In Chaucer's London, betrayal, murder, royal intrigue, mystery, and dangerous politics swirl around the existence of a prophetic book that foretells the deaths of England's kings. Bruce Holsinger's A Burnable Book is an irresistible historical thriller reminiscent of the classics An Instance of the Fingerpost, The Name of the Rose, and The Crimson Petal and the White.Read more...
20% off for Members: Get the Club Price
In Chaucer's London, betrayal, murder, royal intrigue, mystery, and dangerous politics swirl around the existence of a prophetic book that foretells the deaths of England's kings. Bruce Holsinger's A Burnable Book is an irresistible historical thriller reminiscent of the classics An Instance of the Fingerpost, The Name of the Rose, and The Crimson Petal and the White.
London, 1385. Surrounded by ruthless courtiers--including his powerful uncle, John of Gaunt, and Gaunt's artful mistress, Katherine Swynford--England's young, still untested king, Richard II, is in mortal peril, and the danger is only beginning. Songs are heard across London--catchy verses said to originate from an ancient book that prophesies the end of England's kings--and among the book's predictions is Richard's assassination.

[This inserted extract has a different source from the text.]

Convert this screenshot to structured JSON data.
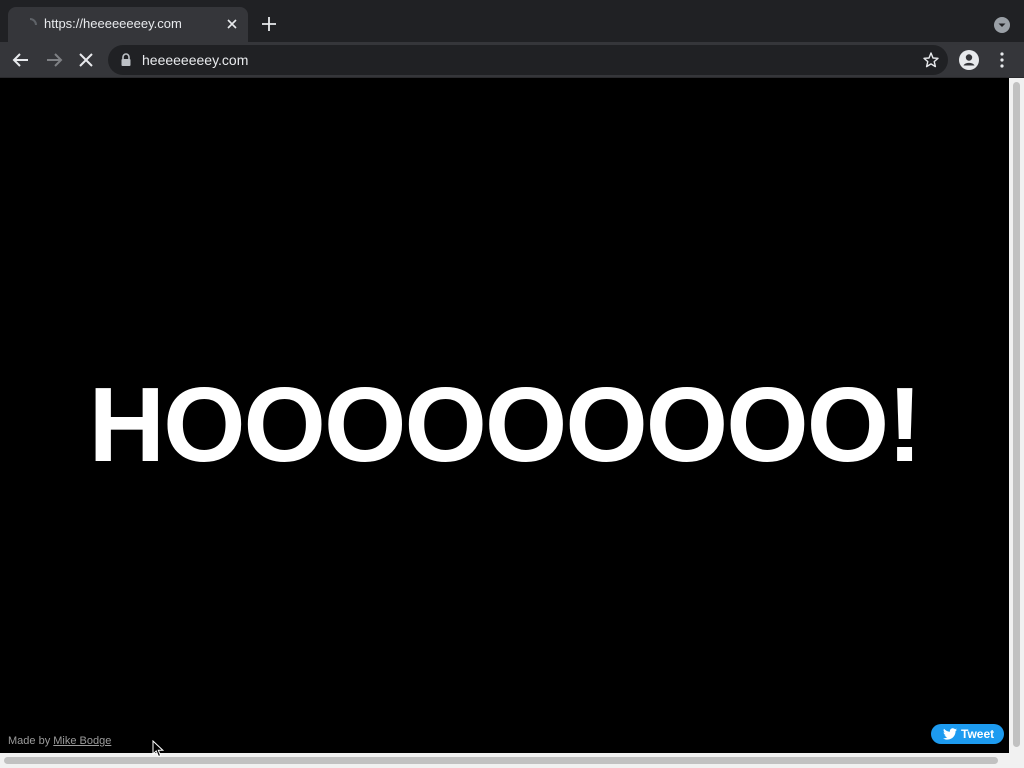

Only a few powerful men know that the cryptic lines derive from a "burnable book," a seditious work that threatens the stability of the realm. To find the manuscript, wily bureaucrat Geoffrey Chaucer turns to fellow poet John Gower, a professional trader in information with connections high and low. Gower discovers that the book and incriminating evidence about its author have fallen into the unwitting hands of innocents, who will be drawn into a labyrinthine conspiracy that reaches from the king's court to London's slums and stews--and potentially implicates his own son. As the intrigue deepens, it becomes clear that Gower, a man with secrets of his own, may be the last hope to save a king from a terrible fate.

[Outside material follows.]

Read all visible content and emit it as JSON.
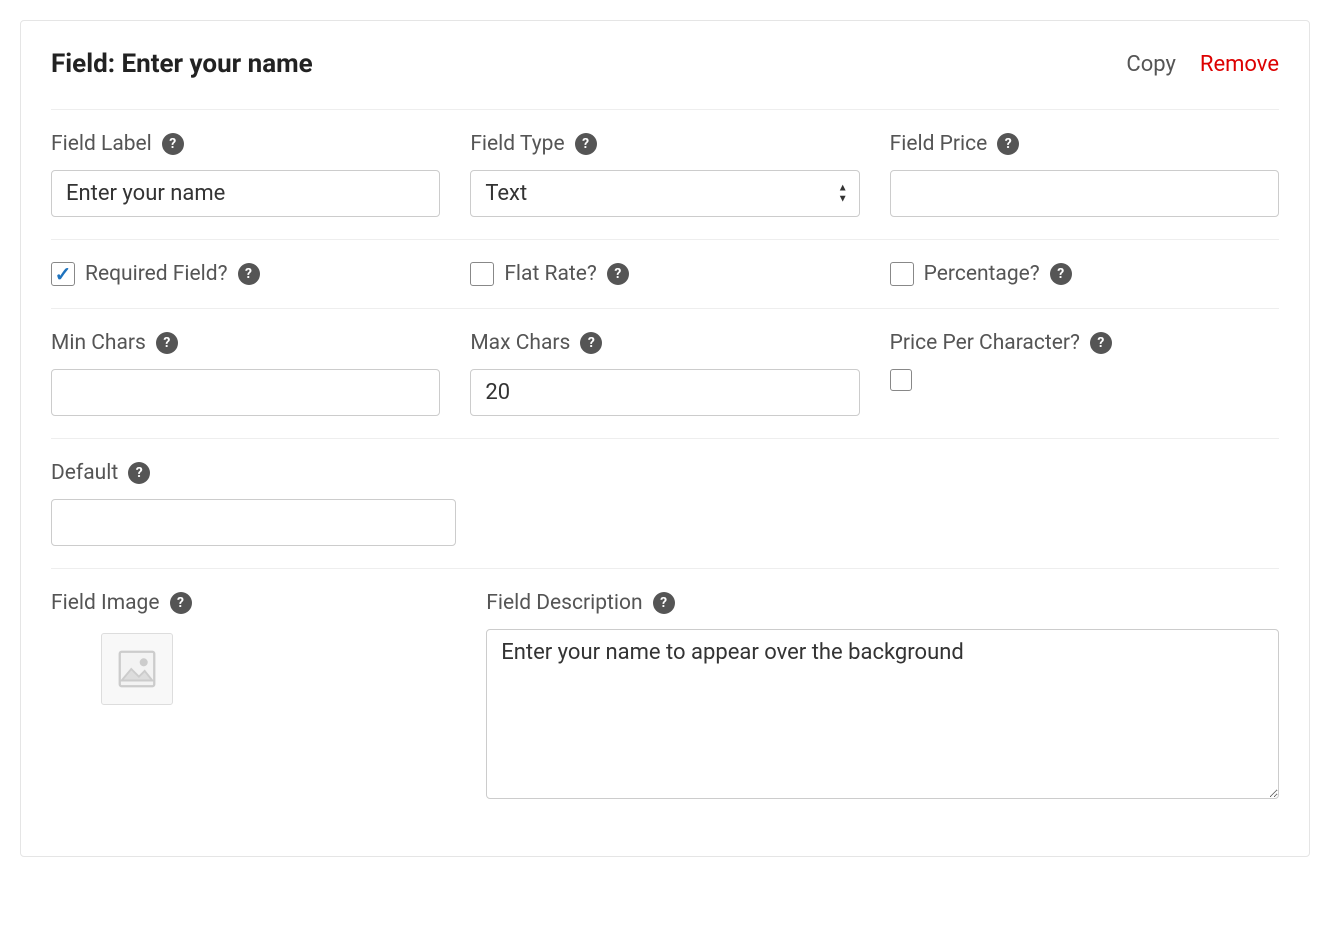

Medieval scholar Bruce Holsinger draws on his vast knowledge of the period to add colorful, authentic detail--on everything from poetry and bookbinding to court intrigues and brothels--to this highly entertaining and brilliantly constructed epic literary mystery that brings medieval England gloriously to life.
- ISBN-13: 9780062240323
- ISBN-10: 0062240323
- Publisher: William Morrow & Company
- Publish Date: February 2014
- Page Count: 444
- Dimensions: 9.1 x 6.1 x 1.5 inches
- Shipping Weight: 1.35 pounds
Medieval England's most dangerous book
The term “Middle Ages” contains a prejudice: that the era was merely an unremarkable void straddling antiquity and modernity. Recent scholarship has eroded this perception. The era produced Dante, Chaucer and Boccaccio as well as significant leaps in mathematics and even algorithms and cryptography. It was, moreover, a time when the lust for life was great and the powerful had lust aplenty. Bruce Holsinger’s captivating historical novel A Burnable Book is testimony to this more accurate view of a fascinating period.
The scene is London in 1385. Reigning over England is Richard II, later to adorn one of Shakespeare’s plays. The church is divided between Rome and Avignon while England hangs in the balance. A book, the “burnable” one of the title, appears, allegedly written during the reign of William the Conqueror. The book prophesies in historically accurate terms the death of every English king from William to Richard. Thus it falls to the book’s many temporary owners to decipher that prophecy and save, or not save, the reigning monarch.
But the true authorship of the book remains mysterious. Is it Chaucer, soon to write his Canterbury Tales? Is it Lollius, to whom the Roman poet Horace addressed one of his odes? Or is it the son of the novel’s narrator, who chews the fat with Chaucer and does some sleuthing of his own, even slinking into the brothels to ask prostitutes pointed questions? Thus the novel careens from court to academia, from house of God to house of ill repute, with scandalous overlap between the latter two.
The novel’s action proceeds at a steady clip and has the stench of authenticity, detailing everything from methods of torture to the happy custom of throwing refuse into the street. Its prose is erudite and focused, reading more like an academic thriller than a frilly period piece: John Grisham meets Umberto Eco. And Holsinger has clearly ventured to imbue his writing with the earthy English words that Orwell, among others, favored over their highfalutin’ Latinate counterparts. The language is also often bawdy, as befits a novel about bawds.
In his own book about England, Paul Theroux argued that England had been written about perhaps more than any other country, but the England he meant was likely that of Dickens, Austen or Hardy. About medieval England we know almost nil. This clever novel, as contemporary as it is distant, helps illuminate an England consigned for ages to a stagnant darkness.